Workers pointed out the building was structurally unsafe, showing management large cracks in the pillars. Locked in the factory and forced to “continue working or you’re out of a job,” that pays less than $2 per day.
The factory collapsed killing more than 1100 people. Some survivors lost their limbs from walls trapping their legs or arms.
I watched rescue workers make the decision to operate on site to save a woman’s life. This was the most inhumane documentary I had ever watched. And it was all about fashion.
Dyeing For Fashion
As the death toll continued to rise, the profits generated in the west continued to rise also.The global fashion industry is almost a 3 trillion dollar industry because of fast-fashion.
In one year a factory fire killed over a hundred people. And another factory collapse killed over 300 people. Rana Plaza set a record. How many more people have to die?
Here in the west fast-fashion appeals to the working poor.
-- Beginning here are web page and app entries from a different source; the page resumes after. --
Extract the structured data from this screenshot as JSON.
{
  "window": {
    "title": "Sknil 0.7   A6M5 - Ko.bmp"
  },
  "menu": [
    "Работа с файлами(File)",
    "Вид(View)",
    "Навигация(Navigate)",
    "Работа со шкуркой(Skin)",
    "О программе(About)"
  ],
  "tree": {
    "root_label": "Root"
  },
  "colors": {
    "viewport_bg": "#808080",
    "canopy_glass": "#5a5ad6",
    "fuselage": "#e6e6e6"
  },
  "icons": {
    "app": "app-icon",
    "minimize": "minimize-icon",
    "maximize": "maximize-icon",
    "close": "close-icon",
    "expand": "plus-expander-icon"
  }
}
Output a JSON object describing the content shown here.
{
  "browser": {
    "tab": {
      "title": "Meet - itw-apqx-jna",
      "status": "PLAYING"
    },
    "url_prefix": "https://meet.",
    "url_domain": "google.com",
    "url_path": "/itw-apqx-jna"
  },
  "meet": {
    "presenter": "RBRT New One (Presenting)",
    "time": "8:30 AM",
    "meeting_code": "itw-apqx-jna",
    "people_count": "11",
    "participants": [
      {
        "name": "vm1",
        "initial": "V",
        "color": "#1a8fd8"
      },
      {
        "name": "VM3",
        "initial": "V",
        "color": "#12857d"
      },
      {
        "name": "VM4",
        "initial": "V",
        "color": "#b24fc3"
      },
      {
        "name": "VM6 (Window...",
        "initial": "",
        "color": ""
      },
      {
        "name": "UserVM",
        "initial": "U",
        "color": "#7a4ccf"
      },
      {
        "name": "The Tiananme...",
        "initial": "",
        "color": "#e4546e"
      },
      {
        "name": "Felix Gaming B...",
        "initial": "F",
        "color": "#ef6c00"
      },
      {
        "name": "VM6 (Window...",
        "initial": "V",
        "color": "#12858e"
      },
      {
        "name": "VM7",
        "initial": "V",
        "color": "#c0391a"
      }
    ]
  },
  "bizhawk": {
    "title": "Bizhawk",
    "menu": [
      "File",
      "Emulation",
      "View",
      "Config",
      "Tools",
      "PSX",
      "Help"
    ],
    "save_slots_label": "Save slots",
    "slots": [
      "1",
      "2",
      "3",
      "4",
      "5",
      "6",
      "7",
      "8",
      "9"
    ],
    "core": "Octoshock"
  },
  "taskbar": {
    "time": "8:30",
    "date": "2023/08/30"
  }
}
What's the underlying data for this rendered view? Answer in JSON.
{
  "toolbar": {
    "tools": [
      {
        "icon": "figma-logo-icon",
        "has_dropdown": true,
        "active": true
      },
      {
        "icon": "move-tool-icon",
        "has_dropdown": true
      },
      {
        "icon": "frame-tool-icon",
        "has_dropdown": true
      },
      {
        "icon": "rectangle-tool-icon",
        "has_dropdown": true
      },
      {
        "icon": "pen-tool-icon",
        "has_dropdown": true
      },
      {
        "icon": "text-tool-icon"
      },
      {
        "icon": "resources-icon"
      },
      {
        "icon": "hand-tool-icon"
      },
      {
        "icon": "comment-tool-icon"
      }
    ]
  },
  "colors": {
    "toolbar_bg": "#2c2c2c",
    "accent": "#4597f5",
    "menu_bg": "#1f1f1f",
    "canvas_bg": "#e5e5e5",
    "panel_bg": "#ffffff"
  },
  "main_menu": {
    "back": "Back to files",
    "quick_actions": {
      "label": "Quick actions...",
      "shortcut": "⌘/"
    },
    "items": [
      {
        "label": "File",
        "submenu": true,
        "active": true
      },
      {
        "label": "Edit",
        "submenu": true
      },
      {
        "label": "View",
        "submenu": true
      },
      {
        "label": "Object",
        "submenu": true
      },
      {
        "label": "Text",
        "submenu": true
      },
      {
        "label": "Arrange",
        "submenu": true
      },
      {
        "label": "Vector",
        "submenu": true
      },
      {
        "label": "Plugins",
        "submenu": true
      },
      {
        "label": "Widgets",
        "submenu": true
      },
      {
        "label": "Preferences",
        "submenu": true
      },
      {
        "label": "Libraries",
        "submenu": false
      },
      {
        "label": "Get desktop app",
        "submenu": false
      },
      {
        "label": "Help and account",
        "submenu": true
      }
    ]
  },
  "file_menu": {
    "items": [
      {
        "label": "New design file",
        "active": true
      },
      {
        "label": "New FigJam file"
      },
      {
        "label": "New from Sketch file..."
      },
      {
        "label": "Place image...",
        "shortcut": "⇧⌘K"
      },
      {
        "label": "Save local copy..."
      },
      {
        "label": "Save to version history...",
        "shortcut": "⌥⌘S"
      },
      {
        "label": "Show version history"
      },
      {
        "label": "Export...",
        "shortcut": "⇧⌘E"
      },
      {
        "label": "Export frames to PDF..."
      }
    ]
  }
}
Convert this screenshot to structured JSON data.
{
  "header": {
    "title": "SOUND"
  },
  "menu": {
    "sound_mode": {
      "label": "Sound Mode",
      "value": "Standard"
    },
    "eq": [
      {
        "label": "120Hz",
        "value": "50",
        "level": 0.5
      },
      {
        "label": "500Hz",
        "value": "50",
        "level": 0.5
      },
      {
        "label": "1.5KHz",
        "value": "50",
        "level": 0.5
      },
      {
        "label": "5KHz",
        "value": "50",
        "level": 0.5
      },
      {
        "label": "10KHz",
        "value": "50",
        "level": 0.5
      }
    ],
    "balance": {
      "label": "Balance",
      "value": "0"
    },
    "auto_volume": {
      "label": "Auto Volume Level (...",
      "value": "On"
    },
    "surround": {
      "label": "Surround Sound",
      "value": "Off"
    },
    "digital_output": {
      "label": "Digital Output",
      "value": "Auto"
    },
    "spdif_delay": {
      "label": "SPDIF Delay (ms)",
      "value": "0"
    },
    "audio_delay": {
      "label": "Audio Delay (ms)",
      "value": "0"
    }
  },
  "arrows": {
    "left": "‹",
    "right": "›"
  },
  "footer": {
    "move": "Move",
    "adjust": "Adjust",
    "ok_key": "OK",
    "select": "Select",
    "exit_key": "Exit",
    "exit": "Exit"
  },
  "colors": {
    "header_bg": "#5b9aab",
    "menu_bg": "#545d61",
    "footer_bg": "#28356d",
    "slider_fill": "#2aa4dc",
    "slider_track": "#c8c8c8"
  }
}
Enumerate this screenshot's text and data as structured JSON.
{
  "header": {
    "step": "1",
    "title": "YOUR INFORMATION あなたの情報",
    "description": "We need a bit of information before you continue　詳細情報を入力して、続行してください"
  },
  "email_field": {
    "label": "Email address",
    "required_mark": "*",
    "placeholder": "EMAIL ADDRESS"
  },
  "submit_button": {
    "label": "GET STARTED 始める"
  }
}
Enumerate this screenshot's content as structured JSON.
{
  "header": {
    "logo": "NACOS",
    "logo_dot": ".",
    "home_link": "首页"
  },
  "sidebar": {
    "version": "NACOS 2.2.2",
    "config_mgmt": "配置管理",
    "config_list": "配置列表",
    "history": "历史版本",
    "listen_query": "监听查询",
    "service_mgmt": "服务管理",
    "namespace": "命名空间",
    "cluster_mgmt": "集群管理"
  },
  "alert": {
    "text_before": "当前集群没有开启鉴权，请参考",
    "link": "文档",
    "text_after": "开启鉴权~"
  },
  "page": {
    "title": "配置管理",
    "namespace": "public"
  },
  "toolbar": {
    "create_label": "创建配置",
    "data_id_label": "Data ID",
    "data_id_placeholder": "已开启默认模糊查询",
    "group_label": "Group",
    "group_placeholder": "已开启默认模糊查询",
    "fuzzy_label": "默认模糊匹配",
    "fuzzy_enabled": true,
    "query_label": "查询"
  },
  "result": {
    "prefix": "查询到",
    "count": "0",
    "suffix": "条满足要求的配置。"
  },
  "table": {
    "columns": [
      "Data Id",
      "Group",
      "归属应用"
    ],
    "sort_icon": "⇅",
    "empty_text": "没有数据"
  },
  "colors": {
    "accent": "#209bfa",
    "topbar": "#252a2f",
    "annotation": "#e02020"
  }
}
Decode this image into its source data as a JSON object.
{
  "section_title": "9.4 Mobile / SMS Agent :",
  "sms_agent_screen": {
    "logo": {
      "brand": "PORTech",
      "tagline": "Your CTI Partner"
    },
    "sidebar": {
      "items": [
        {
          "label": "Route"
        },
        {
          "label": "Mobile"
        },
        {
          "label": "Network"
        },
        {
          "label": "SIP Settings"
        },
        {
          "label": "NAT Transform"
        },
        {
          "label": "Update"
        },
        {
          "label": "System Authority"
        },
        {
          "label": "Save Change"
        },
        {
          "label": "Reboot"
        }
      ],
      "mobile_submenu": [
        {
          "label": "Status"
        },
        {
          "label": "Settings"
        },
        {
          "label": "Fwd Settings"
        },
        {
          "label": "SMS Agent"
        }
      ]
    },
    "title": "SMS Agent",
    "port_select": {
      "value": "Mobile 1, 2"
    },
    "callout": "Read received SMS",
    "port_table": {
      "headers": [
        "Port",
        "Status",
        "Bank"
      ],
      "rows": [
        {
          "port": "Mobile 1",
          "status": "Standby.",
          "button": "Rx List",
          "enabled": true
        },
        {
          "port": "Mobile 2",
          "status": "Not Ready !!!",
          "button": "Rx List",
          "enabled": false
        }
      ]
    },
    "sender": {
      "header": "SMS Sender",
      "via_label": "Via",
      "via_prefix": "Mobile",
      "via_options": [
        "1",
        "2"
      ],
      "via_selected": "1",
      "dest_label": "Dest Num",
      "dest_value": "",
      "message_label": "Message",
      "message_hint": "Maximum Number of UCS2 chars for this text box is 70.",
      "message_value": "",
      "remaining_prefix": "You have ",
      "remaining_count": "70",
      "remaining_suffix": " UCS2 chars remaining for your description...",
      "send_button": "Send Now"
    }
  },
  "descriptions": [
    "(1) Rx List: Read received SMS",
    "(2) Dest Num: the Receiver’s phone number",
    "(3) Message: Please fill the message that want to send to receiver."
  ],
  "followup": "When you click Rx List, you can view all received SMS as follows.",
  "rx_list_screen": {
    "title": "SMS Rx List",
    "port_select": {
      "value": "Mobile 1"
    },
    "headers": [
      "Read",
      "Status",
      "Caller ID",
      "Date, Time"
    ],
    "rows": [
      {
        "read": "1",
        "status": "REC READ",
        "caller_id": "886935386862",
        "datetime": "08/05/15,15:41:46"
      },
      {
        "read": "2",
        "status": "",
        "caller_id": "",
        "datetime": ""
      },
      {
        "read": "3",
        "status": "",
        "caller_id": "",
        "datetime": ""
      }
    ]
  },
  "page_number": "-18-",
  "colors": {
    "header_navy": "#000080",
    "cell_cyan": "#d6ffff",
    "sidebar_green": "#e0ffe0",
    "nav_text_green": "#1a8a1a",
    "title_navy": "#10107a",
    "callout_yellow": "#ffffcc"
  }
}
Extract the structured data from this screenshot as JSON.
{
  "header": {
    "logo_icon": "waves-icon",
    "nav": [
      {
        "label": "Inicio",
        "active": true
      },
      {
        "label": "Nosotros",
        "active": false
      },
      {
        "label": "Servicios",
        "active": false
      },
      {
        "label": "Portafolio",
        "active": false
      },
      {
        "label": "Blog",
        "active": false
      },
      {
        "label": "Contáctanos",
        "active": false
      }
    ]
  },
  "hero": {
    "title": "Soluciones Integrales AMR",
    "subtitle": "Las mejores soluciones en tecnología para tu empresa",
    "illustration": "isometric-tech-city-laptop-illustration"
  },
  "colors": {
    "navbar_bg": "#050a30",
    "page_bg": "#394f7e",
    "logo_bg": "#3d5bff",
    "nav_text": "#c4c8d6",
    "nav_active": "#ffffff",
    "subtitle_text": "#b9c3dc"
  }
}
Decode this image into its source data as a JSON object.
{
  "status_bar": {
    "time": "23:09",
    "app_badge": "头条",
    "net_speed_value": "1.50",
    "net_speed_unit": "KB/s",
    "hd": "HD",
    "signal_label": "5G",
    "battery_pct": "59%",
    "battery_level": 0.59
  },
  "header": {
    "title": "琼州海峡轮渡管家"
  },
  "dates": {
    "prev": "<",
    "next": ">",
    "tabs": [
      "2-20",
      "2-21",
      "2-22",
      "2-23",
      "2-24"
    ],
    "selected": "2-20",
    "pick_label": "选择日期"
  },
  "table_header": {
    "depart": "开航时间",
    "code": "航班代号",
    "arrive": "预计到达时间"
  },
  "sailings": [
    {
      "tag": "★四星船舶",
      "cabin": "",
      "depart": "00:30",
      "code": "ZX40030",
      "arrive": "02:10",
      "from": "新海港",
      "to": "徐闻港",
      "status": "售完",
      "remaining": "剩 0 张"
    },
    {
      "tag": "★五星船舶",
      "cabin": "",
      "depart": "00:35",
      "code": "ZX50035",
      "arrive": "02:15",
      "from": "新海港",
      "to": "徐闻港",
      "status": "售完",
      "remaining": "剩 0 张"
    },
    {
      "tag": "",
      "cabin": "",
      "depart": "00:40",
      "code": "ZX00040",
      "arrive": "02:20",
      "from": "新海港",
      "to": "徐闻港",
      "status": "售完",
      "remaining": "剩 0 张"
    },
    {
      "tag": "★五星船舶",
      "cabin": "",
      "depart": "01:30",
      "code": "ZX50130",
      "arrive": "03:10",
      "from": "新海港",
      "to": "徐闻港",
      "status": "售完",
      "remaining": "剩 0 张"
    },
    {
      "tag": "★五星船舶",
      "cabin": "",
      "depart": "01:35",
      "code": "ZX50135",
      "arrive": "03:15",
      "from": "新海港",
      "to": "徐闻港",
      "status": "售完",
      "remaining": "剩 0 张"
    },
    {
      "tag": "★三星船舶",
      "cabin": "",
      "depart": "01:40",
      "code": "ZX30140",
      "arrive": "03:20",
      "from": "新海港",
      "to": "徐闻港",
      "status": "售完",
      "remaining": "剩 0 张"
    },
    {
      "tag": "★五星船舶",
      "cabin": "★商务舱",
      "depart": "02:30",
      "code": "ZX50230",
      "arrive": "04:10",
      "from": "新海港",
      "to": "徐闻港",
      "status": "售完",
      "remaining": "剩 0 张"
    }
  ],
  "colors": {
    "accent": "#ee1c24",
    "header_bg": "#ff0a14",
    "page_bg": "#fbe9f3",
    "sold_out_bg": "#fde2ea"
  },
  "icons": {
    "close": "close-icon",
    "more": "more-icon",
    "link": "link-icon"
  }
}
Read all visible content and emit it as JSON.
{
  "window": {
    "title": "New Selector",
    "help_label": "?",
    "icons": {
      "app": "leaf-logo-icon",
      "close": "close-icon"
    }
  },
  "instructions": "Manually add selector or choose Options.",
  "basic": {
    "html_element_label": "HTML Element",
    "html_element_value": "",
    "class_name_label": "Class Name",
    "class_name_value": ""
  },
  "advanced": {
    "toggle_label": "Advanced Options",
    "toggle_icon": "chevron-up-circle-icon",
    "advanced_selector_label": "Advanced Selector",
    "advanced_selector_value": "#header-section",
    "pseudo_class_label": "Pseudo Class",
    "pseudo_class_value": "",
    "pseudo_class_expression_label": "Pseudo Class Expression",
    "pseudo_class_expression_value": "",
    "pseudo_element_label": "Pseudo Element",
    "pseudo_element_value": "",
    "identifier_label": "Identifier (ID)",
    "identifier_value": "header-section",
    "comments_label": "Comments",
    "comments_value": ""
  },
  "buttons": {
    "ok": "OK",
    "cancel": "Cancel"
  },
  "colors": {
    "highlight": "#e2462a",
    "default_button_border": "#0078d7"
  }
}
They are the new middle class and they’re also vulnerable. The bottom of a value chain clearly has a profit.
This enormous industry that generates incredible wealth for a handful of people can easily support their workers properly. But they do not. Safety at work is a human right. Everyone should have it.
Over 85% of factory workers are women just like you and I. Mother’s Aunts, Sisters, Nieces Daughters.
Women who are trying to get ahead, feed their children and keep a roof over their heads on less than $40/mth salary.
Who Made My Clothes?
Careless production and endless consumption. Consumers are part of the problem. It’s time to become a conscious consumer.
We in the west aren`t thinking of countless women who make $7 jeans, or $8 shoes.
Women in the west are trapped in a shopping cycle aimed at the working poor made by the working poor.
The idea of keeping up with trends and online shopping hauls via Youtube has propelled the fast-fashion industry into the second largest consumer sector after food.
The price we pay is too high. For every action, there is an opposite and equal reaction. Can you guess what that is? Disruption to estrogen levels for start.
Deadly metals as dangerous as lead. Cheap fashion has a ton of toxic chemicals that are absorbed through our skin.
Today I remember the worst garment disaster in history. This is why I continue to ask the question Who Made My Clothes?
Get involved, write to clothing companies and demand transparency. Be a smart shopper, invest in your clothing. Buy quality. Spend Less.